In notes to them, he expressed “emotions of joy, relief, happiness, satisfaction but also of sorrow, disbelief, anger and sadness,” referring to this spring’s human toll on the mountain. At least 11 climbers have died and reports and videos from the mountain show crowds of hikers backed up at the summit.
“Passing the dead bodies and the dying were the toughest and still to date are the toughest scenes to forget,” said Singh. “A lot of the people that have died this season were among the many people that I had met and gotten to know at base camp.”
Still, Singh was awed and felt “blessed” by the experience.
“They say that on a good clear day, you can see the curvature of the earth from the summit. I craned my neck to look but was too tired to tell if the earth was flat or curved. I guess will just have to believe my science teacher that the earth is round.”
At the summit, there was no fireworks or epiphanies or transformations. It was just bitter cold and windy and I was super tired.
Sat down and took signs out that I had made only to realize that my phone battery was dead. Luckily my guide, Phurba had just enough juice for one summit picture. Got mild frostbite on 3 of my fingers trying to get to the summit and back, but that is indeed a small price to pay for a lifetime bucket list goal.
Reflecting on what must be among the most extreme experiences one could encounter on Earth, Singh wrote of how close the end can be. “All of a sudden you realize how fragile life is. Makes me want to hug my family and friends even closer and keep them close to my heart. #Everest2019Done”
Singh told TSD that he has run ultramarathons and also climbed other significant peaks in Nepal, including Lobuche Peak in September 2017, and Mount Manasalu – the eighth highest mountain in the world – in Sept 2018.
Singh was unaware if any other Delawareans had summited the great mountain.
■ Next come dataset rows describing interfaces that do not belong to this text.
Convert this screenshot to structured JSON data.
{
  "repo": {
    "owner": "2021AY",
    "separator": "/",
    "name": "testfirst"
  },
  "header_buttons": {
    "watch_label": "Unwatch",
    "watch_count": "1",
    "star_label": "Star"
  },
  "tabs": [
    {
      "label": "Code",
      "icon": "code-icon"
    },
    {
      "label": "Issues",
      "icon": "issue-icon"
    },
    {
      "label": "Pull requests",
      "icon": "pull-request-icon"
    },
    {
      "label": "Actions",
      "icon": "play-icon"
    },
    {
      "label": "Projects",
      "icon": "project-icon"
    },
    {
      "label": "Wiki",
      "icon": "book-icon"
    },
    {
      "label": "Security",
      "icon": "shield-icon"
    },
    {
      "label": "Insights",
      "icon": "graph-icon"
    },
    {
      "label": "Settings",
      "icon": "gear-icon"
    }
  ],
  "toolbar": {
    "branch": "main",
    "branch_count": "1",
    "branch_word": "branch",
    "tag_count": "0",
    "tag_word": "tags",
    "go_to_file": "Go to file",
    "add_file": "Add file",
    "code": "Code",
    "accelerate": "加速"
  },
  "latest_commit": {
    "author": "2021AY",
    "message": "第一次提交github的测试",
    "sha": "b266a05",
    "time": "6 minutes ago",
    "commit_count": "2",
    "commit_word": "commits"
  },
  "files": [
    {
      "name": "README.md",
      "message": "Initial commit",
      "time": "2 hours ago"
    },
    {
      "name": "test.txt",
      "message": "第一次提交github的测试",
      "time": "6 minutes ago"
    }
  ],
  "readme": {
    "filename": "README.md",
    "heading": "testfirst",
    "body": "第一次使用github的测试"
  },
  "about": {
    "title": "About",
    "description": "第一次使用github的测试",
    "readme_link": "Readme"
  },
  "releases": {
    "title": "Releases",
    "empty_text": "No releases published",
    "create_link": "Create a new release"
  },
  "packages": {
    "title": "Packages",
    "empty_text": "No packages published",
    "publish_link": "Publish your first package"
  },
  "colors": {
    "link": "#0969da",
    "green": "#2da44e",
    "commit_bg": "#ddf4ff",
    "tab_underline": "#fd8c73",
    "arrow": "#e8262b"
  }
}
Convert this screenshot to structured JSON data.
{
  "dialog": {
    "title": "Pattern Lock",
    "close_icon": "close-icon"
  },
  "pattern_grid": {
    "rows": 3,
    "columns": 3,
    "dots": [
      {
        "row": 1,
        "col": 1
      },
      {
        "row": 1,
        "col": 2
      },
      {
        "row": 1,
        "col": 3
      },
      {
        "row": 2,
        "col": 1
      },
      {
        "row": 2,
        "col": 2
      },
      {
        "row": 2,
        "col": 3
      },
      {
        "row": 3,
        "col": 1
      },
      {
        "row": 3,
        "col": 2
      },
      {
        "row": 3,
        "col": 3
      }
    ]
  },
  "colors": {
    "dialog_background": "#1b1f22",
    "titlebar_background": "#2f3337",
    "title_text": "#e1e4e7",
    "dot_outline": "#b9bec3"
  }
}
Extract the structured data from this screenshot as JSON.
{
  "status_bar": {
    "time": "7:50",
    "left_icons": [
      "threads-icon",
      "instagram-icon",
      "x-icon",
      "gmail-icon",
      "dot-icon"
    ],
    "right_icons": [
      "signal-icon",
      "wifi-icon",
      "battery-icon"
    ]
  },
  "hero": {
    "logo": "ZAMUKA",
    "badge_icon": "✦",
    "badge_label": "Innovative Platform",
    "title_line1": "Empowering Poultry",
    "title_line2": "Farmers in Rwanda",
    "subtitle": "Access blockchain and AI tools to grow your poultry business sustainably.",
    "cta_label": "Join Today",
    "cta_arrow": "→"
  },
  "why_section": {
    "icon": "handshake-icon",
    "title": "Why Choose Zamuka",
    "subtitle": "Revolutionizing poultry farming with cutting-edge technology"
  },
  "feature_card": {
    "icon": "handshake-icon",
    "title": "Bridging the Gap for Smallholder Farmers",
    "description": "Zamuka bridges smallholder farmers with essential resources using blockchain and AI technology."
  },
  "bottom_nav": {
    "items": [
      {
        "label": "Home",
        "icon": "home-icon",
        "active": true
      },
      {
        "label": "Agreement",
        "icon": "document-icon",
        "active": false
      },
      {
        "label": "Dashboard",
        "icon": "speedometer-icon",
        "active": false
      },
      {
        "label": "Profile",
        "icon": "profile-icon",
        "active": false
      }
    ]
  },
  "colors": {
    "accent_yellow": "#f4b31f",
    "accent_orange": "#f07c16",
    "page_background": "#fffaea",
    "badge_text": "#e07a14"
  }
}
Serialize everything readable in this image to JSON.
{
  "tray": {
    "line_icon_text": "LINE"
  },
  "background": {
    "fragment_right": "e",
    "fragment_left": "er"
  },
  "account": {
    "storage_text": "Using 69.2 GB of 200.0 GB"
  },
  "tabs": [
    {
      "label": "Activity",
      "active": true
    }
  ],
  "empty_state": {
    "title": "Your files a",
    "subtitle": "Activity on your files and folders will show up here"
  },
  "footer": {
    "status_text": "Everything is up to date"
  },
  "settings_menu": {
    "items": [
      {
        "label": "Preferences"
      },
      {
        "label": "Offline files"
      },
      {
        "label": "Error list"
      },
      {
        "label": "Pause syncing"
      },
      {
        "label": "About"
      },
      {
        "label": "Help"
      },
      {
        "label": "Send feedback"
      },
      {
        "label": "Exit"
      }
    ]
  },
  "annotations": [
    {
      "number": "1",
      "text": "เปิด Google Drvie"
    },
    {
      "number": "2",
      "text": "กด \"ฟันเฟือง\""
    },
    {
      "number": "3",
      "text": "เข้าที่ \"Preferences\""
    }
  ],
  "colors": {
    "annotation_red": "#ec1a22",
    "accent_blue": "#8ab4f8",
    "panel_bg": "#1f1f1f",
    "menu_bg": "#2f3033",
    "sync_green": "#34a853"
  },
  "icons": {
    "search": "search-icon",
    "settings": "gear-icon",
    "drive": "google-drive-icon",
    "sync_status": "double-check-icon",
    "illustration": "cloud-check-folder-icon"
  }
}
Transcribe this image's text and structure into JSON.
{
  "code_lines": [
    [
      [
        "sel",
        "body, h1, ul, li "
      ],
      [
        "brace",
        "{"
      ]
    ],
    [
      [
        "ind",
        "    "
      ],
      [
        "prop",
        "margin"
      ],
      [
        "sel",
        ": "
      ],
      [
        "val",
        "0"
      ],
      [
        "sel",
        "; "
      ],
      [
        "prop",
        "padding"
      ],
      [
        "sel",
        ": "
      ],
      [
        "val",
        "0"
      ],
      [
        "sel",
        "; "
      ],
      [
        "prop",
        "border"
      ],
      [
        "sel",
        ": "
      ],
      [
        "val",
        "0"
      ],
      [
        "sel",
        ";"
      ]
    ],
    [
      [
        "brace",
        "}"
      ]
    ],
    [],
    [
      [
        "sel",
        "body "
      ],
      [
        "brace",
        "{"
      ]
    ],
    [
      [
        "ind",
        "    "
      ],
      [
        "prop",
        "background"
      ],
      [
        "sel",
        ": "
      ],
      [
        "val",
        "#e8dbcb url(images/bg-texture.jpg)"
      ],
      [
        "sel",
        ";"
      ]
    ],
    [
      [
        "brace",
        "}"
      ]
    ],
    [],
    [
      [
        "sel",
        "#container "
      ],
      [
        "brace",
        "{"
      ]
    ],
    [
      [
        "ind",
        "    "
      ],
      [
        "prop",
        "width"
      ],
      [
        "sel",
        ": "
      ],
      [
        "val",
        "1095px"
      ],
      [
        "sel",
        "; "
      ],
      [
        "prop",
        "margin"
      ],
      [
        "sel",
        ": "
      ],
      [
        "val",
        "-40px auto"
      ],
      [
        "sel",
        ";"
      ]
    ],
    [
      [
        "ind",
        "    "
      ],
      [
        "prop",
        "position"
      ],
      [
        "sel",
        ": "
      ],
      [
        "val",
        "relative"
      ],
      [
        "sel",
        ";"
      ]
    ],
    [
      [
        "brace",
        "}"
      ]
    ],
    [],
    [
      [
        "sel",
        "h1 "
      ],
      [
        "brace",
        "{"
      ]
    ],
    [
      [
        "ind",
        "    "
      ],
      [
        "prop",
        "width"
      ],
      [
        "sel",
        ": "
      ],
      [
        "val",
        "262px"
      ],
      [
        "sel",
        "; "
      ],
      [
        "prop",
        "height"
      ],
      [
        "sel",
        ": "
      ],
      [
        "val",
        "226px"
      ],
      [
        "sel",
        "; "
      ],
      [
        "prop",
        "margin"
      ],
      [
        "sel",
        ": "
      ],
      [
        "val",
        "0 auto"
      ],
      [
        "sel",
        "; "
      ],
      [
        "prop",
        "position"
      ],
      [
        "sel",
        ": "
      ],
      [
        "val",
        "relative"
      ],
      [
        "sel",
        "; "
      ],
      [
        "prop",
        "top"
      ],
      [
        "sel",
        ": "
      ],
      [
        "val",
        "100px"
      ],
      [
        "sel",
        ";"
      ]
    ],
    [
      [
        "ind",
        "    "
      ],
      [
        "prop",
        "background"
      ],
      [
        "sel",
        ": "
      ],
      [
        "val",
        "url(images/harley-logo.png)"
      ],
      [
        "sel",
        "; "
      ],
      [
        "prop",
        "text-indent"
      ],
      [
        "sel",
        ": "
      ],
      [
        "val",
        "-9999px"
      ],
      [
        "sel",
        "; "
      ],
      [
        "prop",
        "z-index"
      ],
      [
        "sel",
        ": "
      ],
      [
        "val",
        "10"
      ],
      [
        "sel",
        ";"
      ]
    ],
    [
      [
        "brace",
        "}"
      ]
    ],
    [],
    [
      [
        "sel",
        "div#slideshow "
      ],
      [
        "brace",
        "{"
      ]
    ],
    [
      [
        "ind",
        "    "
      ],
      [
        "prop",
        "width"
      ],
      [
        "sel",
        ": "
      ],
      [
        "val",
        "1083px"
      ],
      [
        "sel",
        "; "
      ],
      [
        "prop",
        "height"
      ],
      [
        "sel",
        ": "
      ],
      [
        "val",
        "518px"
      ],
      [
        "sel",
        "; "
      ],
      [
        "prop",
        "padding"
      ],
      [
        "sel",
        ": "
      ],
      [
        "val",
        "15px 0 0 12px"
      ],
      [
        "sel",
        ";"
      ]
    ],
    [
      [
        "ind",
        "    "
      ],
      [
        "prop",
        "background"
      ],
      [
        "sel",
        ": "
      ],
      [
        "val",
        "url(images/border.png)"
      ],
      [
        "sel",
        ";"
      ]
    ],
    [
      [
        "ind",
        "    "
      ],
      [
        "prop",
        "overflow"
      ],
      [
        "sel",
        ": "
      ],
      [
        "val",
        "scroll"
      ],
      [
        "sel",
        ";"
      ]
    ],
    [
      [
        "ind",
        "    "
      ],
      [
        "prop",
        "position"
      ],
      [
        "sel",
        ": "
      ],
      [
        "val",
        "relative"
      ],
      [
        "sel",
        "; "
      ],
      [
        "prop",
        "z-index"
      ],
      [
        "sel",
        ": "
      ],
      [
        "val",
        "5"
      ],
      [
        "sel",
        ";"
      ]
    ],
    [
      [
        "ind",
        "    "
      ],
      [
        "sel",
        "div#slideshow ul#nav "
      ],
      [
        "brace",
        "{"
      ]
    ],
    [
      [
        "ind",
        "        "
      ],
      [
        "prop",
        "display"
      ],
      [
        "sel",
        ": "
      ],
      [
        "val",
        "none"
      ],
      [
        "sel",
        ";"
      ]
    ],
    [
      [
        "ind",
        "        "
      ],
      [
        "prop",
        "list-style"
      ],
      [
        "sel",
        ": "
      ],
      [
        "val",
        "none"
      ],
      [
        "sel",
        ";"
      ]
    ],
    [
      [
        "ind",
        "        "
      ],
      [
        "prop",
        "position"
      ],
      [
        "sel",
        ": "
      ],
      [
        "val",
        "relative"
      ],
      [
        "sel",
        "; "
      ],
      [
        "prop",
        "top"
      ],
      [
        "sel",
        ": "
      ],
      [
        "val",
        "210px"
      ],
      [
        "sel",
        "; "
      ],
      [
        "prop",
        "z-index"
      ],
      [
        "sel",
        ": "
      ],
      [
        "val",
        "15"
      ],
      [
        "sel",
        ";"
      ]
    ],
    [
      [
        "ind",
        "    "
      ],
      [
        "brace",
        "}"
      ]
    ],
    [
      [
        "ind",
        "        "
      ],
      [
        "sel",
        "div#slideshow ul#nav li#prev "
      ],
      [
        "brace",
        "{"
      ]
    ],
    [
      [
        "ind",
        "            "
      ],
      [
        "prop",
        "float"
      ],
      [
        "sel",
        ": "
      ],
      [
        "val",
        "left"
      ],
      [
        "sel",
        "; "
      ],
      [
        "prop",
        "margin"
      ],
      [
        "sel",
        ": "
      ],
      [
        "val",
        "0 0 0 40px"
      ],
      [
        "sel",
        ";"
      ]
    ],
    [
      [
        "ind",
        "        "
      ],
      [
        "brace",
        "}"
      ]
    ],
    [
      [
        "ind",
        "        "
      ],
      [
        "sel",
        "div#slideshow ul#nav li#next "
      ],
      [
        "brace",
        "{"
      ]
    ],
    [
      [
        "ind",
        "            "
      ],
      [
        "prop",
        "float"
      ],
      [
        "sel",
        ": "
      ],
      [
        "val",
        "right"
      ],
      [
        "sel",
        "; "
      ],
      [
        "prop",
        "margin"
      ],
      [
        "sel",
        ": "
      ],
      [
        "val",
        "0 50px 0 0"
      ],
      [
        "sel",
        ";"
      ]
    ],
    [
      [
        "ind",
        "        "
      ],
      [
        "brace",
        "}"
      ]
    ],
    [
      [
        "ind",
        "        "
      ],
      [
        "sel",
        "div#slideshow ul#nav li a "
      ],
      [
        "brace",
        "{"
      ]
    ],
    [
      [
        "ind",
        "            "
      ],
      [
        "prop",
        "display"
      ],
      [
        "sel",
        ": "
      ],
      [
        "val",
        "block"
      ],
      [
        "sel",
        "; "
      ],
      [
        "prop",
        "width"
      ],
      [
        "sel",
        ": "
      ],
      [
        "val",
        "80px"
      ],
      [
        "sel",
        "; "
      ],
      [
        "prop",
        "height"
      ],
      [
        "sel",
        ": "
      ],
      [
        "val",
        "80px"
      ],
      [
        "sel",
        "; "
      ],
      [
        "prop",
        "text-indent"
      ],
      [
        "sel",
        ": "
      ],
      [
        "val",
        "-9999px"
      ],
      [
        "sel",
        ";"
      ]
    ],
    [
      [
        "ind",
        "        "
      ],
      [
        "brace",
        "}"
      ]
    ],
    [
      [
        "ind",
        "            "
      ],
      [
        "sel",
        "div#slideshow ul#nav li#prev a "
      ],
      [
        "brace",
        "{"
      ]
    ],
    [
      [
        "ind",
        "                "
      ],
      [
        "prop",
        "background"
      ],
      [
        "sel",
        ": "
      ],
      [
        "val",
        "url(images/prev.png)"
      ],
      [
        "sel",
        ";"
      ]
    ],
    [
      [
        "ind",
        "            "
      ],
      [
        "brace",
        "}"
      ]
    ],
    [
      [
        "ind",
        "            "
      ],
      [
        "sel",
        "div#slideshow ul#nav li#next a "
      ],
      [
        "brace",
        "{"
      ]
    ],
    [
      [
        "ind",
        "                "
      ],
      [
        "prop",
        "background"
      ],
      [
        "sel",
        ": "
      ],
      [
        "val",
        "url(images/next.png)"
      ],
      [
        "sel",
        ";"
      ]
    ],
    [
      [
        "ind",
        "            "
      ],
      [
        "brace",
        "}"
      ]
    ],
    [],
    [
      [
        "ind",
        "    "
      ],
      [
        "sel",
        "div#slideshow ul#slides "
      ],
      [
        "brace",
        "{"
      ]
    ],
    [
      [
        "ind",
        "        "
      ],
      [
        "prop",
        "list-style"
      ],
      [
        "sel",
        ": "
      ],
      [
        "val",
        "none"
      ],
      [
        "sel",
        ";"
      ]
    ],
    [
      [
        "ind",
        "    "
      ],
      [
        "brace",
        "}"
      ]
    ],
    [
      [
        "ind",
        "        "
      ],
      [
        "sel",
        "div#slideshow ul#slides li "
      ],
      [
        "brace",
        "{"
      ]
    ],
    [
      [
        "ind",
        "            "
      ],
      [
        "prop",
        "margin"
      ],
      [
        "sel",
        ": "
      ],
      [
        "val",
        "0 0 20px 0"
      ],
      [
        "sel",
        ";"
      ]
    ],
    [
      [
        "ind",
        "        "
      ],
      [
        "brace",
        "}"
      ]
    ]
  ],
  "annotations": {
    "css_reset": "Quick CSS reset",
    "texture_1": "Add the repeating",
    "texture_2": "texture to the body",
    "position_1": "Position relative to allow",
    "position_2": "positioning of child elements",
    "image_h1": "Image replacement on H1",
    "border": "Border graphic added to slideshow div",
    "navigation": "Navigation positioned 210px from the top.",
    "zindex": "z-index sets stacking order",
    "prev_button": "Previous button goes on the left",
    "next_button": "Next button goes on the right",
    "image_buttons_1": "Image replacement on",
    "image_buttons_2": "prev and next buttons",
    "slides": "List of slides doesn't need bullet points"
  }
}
Let us know if you know a Delawarean who has climbed Mount Everest.
*In case you were wondering, Delaware is not the flattest/shortest state. That honor belongs to Florida, with their puny 345 Britton Hill. According to our friends at DGS: “It’s a common misconception that Delaware’s High Point at Ebright is the lowest of all US States’ high points. This was based on a question in the popular trivia game Trivial Pursuit. In fact, Florida has the lowest high point at 345 feet (Britton Hill, on the Panhandle, near Lakewood). Actually, Delaware would have the third lowest high point if Washington DC became a state (Fort Reno at 429ft).”